Look through the records below and copy each line that includes the word "personas".
Segment Start: Records provided
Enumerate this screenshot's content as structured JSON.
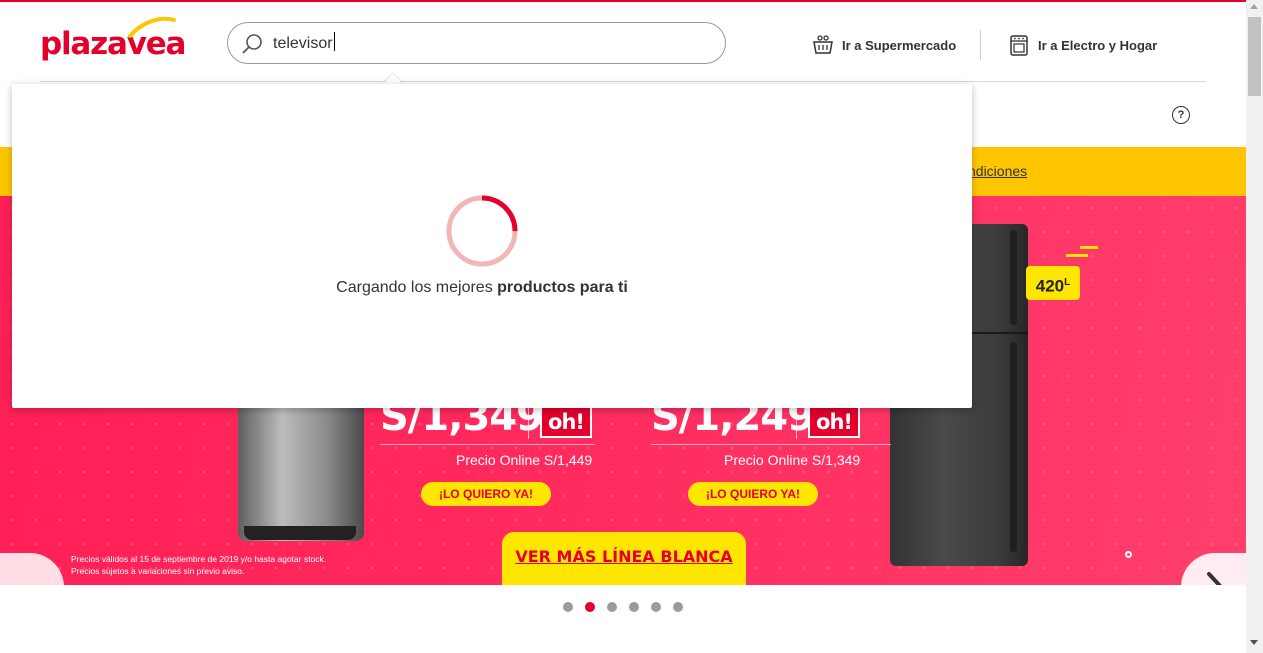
{
  "header": {
    "logo_text": "plazavea",
    "search": {
      "value": "televisor",
      "placeholder": ""
    },
    "links": [
      {
        "label": "Ir a Supermercado",
        "icon": "basket-icon"
      },
      {
        "label": "Ir a Electro y Hogar",
        "icon": "stove-icon"
      }
    ],
    "help_label": "?"
  },
  "promo_bar": {
    "link_text": "ndiciones"
  },
  "hero": {
    "capacity_badge": "420",
    "capacity_unit": "L",
    "products": [
      {
        "price": "S/1,349",
        "online_price": "Precio Online S/1,449",
        "cta": "¡LO QUIERO YA!",
        "badge": "oh!"
      },
      {
        "price": "S/1,249",
        "online_price": "Precio Online S/1,349",
        "cta": "¡LO QUIERO YA!",
        "badge": "oh!"
      }
    ],
    "disclaimer_line1": "Precios válidos al 15 de septiembre de 2019 y/o hasta agotar stock.",
    "disclaimer_line2": "Precios sujetos a variaciones sin previo aviso.",
    "ver_mas": "VER MÁS LÍNEA BLANCA"
  },
  "carousel": {
    "dot_count": 6,
    "active_index": 1
  },
  "loading": {
    "text_normal": "Cargando los mejores ",
    "text_bold": "productos para ti",
    "progress_fraction": 0.25
  },
  "colors": {
    "brand_red": "#e4002b",
    "promo_yellow": "#ffc600",
    "hero_pink": "#ff2a5e"
  }
}
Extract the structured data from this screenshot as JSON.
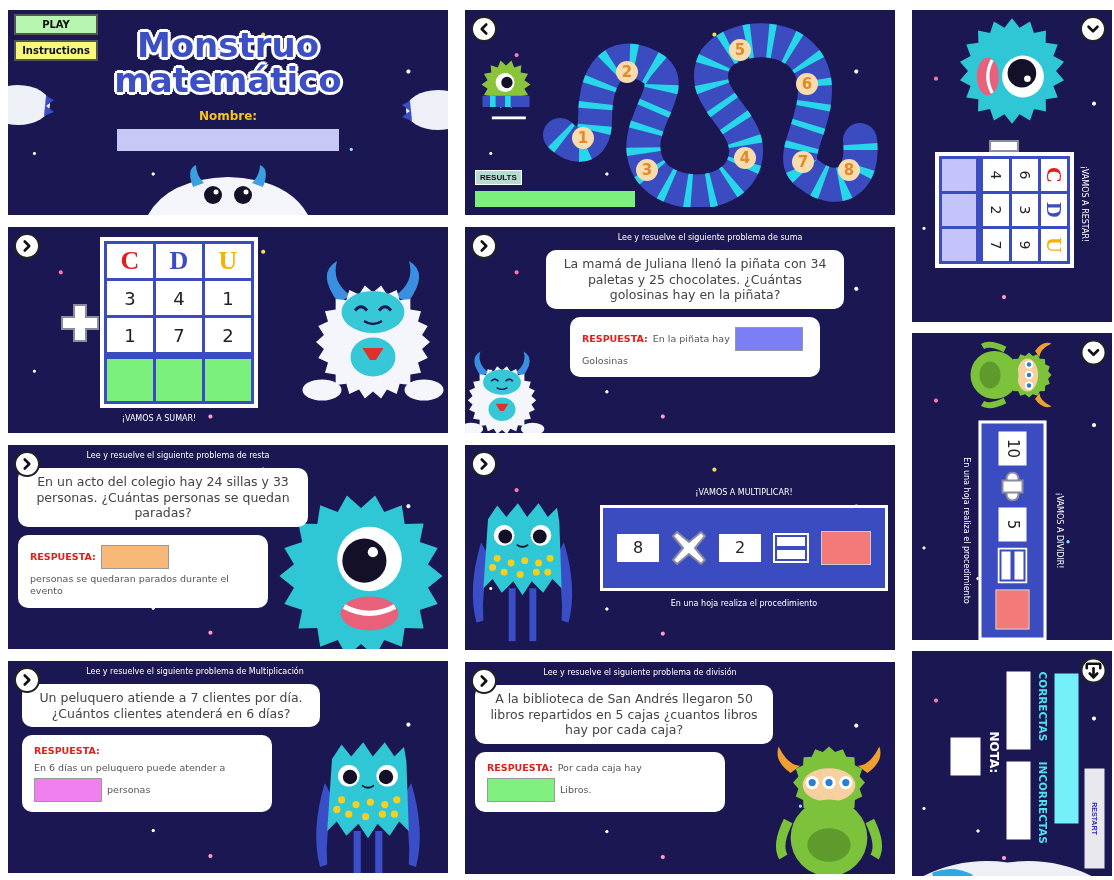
{
  "columns": [
    [
      {
        "kind": "title",
        "rotated": false,
        "buttons": [
          {
            "label": "PLAY",
            "color": "#b8f5b0"
          },
          {
            "label": "Instructions",
            "color": "#f8f87a"
          }
        ],
        "title_lines": [
          "Monstruo",
          "matemático"
        ],
        "field_label": "Nombre:"
      },
      {
        "kind": "column_operation",
        "rotated": false,
        "nav": {
          "kind": "next"
        },
        "operator": {
          "kind": "plus"
        },
        "place_values": [
          {
            "letter": "C",
            "color": "#e0201c",
            "digits": [
              "3",
              "1"
            ]
          },
          {
            "letter": "D",
            "color": "#3b4bc0",
            "digits": [
              "4",
              "7"
            ]
          },
          {
            "letter": "U",
            "color": "#f2b400",
            "digits": [
              "1",
              "2"
            ]
          }
        ],
        "answer_box": {
          "color": "#7cf07c"
        },
        "caption": "¡VAMOS A SUMAR!"
      },
      {
        "kind": "word_problem",
        "rotated": false,
        "nav": {
          "kind": "next"
        },
        "instruction": "Lee y resuelve el siguiente problema de resta",
        "question": "En un acto del colegio hay 24 sillas y 33 personas. ¿Cuántas personas se quedan paradas?",
        "answer_label": "RESPUESTA:",
        "answer_after": "personas se quedaran parados durante el evento",
        "answer_box": {
          "color": "#f8b878"
        }
      },
      {
        "kind": "word_problem",
        "rotated": false,
        "nav": {
          "kind": "next"
        },
        "instruction": "Lee y resuelve el siguiente problema de Multiplicación",
        "question": "Un peluquero atiende a 7 clientes por día. ¿Cuántos clientes atenderá en 6 días?",
        "answer_label": "RESPUESTA:",
        "answer_before": "En 6 días un peluquero puede atender a",
        "answer_after": "personas",
        "answer_box": {
          "color": "#f080f0"
        }
      }
    ],
    [
      {
        "kind": "map",
        "rotated": false,
        "nav": {
          "kind": "back"
        },
        "steps": [
          "1",
          "2",
          "3",
          "4",
          "5",
          "6",
          "7",
          "8"
        ],
        "button": "RESULTS"
      },
      {
        "kind": "word_problem",
        "rotated": false,
        "nav": {
          "kind": "next"
        },
        "instruction": "Lee y resuelve el siguiente problema de suma",
        "question": "La mamá de Juliana llenó la piñata con 34 paletas y 25 chocolates. ¿Cuántas golosinas hay en la piñata?",
        "answer_label": "RESPUESTA:",
        "answer_before": "En la piñata hay",
        "answer_after": "Golosinas",
        "answer_box": {
          "color": "#7b7ef5"
        }
      },
      {
        "kind": "inline_operation",
        "rotated": false,
        "nav": {
          "kind": "next"
        },
        "caption": "¡VAMOS A MULTIPLICAR!",
        "operands": [
          "8",
          "2"
        ],
        "operator": {
          "kind": "times"
        },
        "answer_box": {
          "color": "#f47a7a"
        },
        "footer": "En una hoja realiza el procedimiento"
      },
      {
        "kind": "word_problem",
        "rotated": false,
        "nav": {
          "kind": "next"
        },
        "instruction": "Lee y resuelve el siguiente problema de división",
        "question": "A la biblioteca de San Andrés llegaron 50 libros repartidos en 5 cajas ¿cuantos libros hay por cada caja?",
        "answer_label": "RESPUESTA:",
        "answer_before": "Por cada caja hay",
        "answer_after": "Libros.",
        "answer_box": {
          "color": "#80f080"
        }
      }
    ],
    [
      {
        "kind": "column_operation",
        "rotated": true,
        "nav": {
          "kind": "next"
        },
        "operator": {
          "kind": "minus"
        },
        "place_values": [
          {
            "letter": "C",
            "color": "#e0201c",
            "digits": [
              "6",
              "4"
            ]
          },
          {
            "letter": "D",
            "color": "#3b4bc0",
            "digits": [
              "3",
              "2"
            ]
          },
          {
            "letter": "U",
            "color": "#f2b400",
            "digits": [
              "9",
              "7"
            ]
          }
        ],
        "answer_box": {
          "color": "#c4c4fa"
        },
        "caption": "¡VAMOS A RESTAR!"
      },
      {
        "kind": "inline_operation",
        "rotated": true,
        "nav": {
          "kind": "next"
        },
        "caption": "¡VAMOS A DIVIDIR!",
        "operands": [
          "10",
          "5"
        ],
        "operator": {
          "kind": "divide"
        },
        "answer_box": {
          "color": "#f47a7a"
        },
        "footer": "En una hoja realiza el procedimiento"
      },
      {
        "kind": "results",
        "rotated": true,
        "nav": {
          "kind": "exit"
        },
        "labels": [
          "CORRECTAS",
          "INCORRECTAS"
        ],
        "grade_label": "NOTA:",
        "button": "RESTART"
      }
    ]
  ]
}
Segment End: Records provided
Response area -
        "question": "En un acto del colegio hay 24 sillas y 33 personas. ¿Cuántas personas se quedan paradas?",
        "answer_after": "personas se quedaran parados durante el evento",
        "answer_after": "personas",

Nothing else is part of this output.